A tax roll is an official breakdown of all property within a given jurisdiction, such as a city or county, that can be taxed. The tax roll will list each property separately in addition to its assessed value and the amount of taxes due. This roll is usually created by the taxing assessor or other authority within the jurisdiction.


A tax roll is simply a record of all land parcels located within a given jurisdiction and their owners. The roll is used by tax assessors to determine what property is subject to tax. Most state and local governments impose a property tax (or millage rate) on real estate and personal property to fund water and sewer improvements, provide law enforcement and fire service, and finance education, road and highway construction, public servants, and other services which benefit the community-at-large. Property tax rates and the types of properties taxed vary by jurisdiction. The rate of tax is a percentage of the assessed value of the property subject to tax. In some cases, the tax rate is expressed as a “millage” or dollars of tax per thousand dollars of assessed value.

After assessing the tax roll, the assessor determines the value of each property s/he has determined is liable to property tax, after which the assessor may notify the property owner(s) of the value so determined. Some jurisdictions require no formal notice be given; instead, the assessor “opens” the books to allow property owners to view the valuations. The roll serves as legal evidence of tax liens. For any lien date, if a property experiences a decline in value for any reason, so that its fair market value is less than its value on the property tax roll, the property will be re-assessed downward to reflect its current market value.
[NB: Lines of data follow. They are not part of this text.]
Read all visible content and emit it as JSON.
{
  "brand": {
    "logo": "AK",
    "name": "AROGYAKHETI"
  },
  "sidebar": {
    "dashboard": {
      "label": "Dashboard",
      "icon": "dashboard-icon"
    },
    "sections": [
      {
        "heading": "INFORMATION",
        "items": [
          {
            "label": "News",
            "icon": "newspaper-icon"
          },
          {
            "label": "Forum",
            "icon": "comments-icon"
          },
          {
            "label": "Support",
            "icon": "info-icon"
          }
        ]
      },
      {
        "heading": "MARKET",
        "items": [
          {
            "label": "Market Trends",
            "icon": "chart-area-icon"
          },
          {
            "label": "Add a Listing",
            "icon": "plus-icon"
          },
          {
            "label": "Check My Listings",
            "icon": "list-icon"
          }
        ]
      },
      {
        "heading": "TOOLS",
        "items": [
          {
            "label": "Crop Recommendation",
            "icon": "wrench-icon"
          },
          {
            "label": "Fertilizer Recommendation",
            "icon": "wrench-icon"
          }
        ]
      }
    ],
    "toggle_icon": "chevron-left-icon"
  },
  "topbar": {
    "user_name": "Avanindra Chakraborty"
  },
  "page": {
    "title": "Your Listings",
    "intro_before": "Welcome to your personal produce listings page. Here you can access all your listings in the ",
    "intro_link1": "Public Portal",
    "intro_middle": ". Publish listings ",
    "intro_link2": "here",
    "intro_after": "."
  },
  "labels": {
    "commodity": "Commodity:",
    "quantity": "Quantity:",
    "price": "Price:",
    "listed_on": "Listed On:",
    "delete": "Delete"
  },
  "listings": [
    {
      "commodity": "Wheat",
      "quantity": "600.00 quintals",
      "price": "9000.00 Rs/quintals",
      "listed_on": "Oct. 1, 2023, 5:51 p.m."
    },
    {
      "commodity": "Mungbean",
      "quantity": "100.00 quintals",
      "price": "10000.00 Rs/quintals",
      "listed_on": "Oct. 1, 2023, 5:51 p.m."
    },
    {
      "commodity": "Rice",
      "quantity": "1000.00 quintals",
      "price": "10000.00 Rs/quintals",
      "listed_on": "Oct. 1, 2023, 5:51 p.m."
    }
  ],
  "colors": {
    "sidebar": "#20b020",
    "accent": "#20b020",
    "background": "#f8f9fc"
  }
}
The tax roll is often used as a basis for calculating actual taxes to be levied upon residents within the jurisdiction of the taxing authority. For example, assume a city's tax roll shows that there is a total of $250 million of assessed value within the city, and the city needs $2 million to operate its budget this year. Therefore, the city uses the figure from the tax roll to calculate a tax of eight mills for each property on the roll.

Components included in the tax role may include: valuation date, taxable status date, property location and class, total assessed value of the property (including land and improvements), full market value, assessor’s oath, etc.